The woman seated next to Ruth was just flying to Louisiana via Missouri, so her recent prison time was clearly not an impediment. She was really looking forward to partying in The Big Easy. If a person in her situation is attempting to visit a foreign country, however, information about their immigration policy should be available on a website. Lying is the surest way to get rejected. To enter North America from, say, Brazil, the amount and type of criminal behavior resulting in prison and the length of time since one’s last conviction and imprisonment differs from country to country, which may be factors in entry or refusal. To come into the Unites States from, say, Egypt, might be a problem even if a criminal conviction occurred many years ago. A recent imprisonment can cause entry restriction in some destinations, so being honest is essential to avoid permanent refusal to enter. Those on probation or parole must be aware of and follow court rules religiously.

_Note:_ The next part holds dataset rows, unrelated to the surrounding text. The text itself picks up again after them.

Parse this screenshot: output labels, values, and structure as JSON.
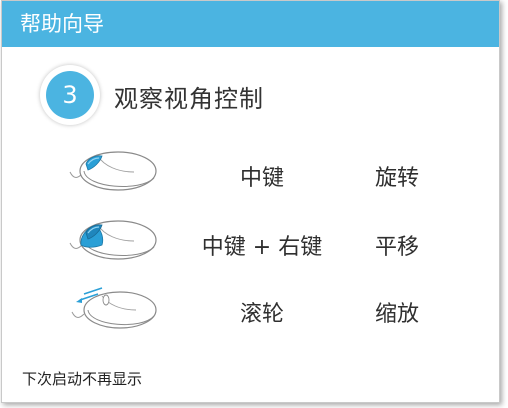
{
  "window": {
    "title": "帮助向导"
  },
  "step": {
    "number": "3",
    "title": "观察视角控制"
  },
  "controls": [
    {
      "action": "中键",
      "effect": "旋转",
      "mouse_icon": "mouse-middle-button-icon"
    },
    {
      "action": "中键 + 右键",
      "effect": "平移",
      "mouse_icon": "mouse-middle-right-button-icon"
    },
    {
      "action": "滚轮",
      "effect": "缩放",
      "mouse_icon": "mouse-scroll-wheel-icon"
    }
  ],
  "footer": {
    "dont_show_again": "下次启动不再显示"
  },
  "colors": {
    "accent": "#4bb4e1",
    "highlight": "#2a9fd6"
  }
}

The USA is usually very strict when it comes to entry from another country for persons with any kind of criminal record. Those who served time for crimes involving immorality may find themselves permanently ineligible for entry, and those with a felony conviction are in an even worse situation. Entry or no entry may depend on an interpretation of the laws violated by the person who has the potential to admit him or her into the country. Even Canada’s policy regarding those with a criminal record is strict. Even minor convictions might make one’s entry impossible without evidence of rehabilitation being submitted.
Bottom line. If you want to travel, stay out of trouble.